  • Home Theatre Audio Calibration Basics - What you need to know

    1 By Scott Davies on 05/11/2015

    We know it was tempting when you first purchased your new home theatre to plug it all in and start watching your favourite movie without giving the audio calibration too much consideration. But if you have not done the correct audio calibration then your system could be seriously under-performing.

    Most new AV receivers these days come with their own calibration microphone and inbuilt software to automate most of the calibration process.  While the automatic calibration tools are really good, they are not always 100% accurate and should be checked to ensure optimal performance.

     

    The basics of Home Theatre Audio Calibration:

     

    • Speaker Distance to central listening position

    This involves measuring the distance between each speaker in your system and the central listening position.
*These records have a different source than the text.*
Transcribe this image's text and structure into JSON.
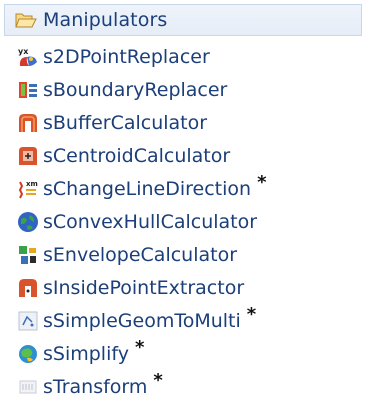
{
  "panel": {
    "title": "Manipulators",
    "title_icon": "folder-open-icon"
  },
  "items": [
    {
      "label": "s2DPointReplacer",
      "icon": "point-replacer-icon",
      "star": ""
    },
    {
      "label": "sBoundaryReplacer",
      "icon": "boundary-replacer-icon",
      "star": ""
    },
    {
      "label": "sBufferCalculator",
      "icon": "buffer-calculator-icon",
      "star": ""
    },
    {
      "label": "sCentroidCalculator",
      "icon": "centroid-calculator-icon",
      "star": ""
    },
    {
      "label": "sChangeLineDirection",
      "icon": "change-line-direction-icon",
      "star": "*"
    },
    {
      "label": "sConvexHullCalculator",
      "icon": "convex-hull-icon",
      "star": ""
    },
    {
      "label": "sEnvelopeCalculator",
      "icon": "envelope-calculator-icon",
      "star": ""
    },
    {
      "label": "sInsidePointExtractor",
      "icon": "inside-point-extractor-icon",
      "star": ""
    },
    {
      "label": "sSimpleGeomToMulti",
      "icon": "simple-geom-to-multi-icon",
      "star": "*"
    },
    {
      "label": "sSimplify",
      "icon": "simplify-icon",
      "star": "*"
    },
    {
      "label": "sTransform",
      "icon": "transform-icon",
      "star": "*"
    }
  ]
}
Most automatic calibration tools get this pretty close, but it’s always best to double check each measurement which has been saved in your receiver settings.

     

    • Speaker Crossover settings

    This is the crossover frequency which defines which frequencies are sent to your speakers and which are sent to the subwoofer. 80Hz is the most common setting for this and it is what is recommended by THX.  If you have really small speakers using 3” or 4” drivers you may want to go up as high as 100HZ or 120Hz.

     

    • Speaker Size setting

    This is one of the most common settings which people get wrong when they setup their home theatre system. For each speaker in your configuration you have a setting to choose Large or Small, now most people are tempted to choose large thinking they will sound better or because they have large floor standing speakers.

    Well quite simply if you are running a subwoofer in your system then all other speakers should be set to small. As any speaker which is set to large will not be sending their bass sounds to the subwoofer. The speaker will then spend most of its power trying to produce these low frequency sounds which they are not designed to.

     

    • Speaker Volume Level Calibration

    This is the individual volume control adjustment for each speaker. These are usually pretty accurate when done by the automatic calibration. Though is you have a SPL meter it’s always a good idea to test the volume of each speaker at the main listening position using some test tones.

  • http://www.blueshadowgroup.com.au Becky Stephenson

    Thanks for sharing this info about how to calibrate audio system at it's finest. Keep it up. Cheers!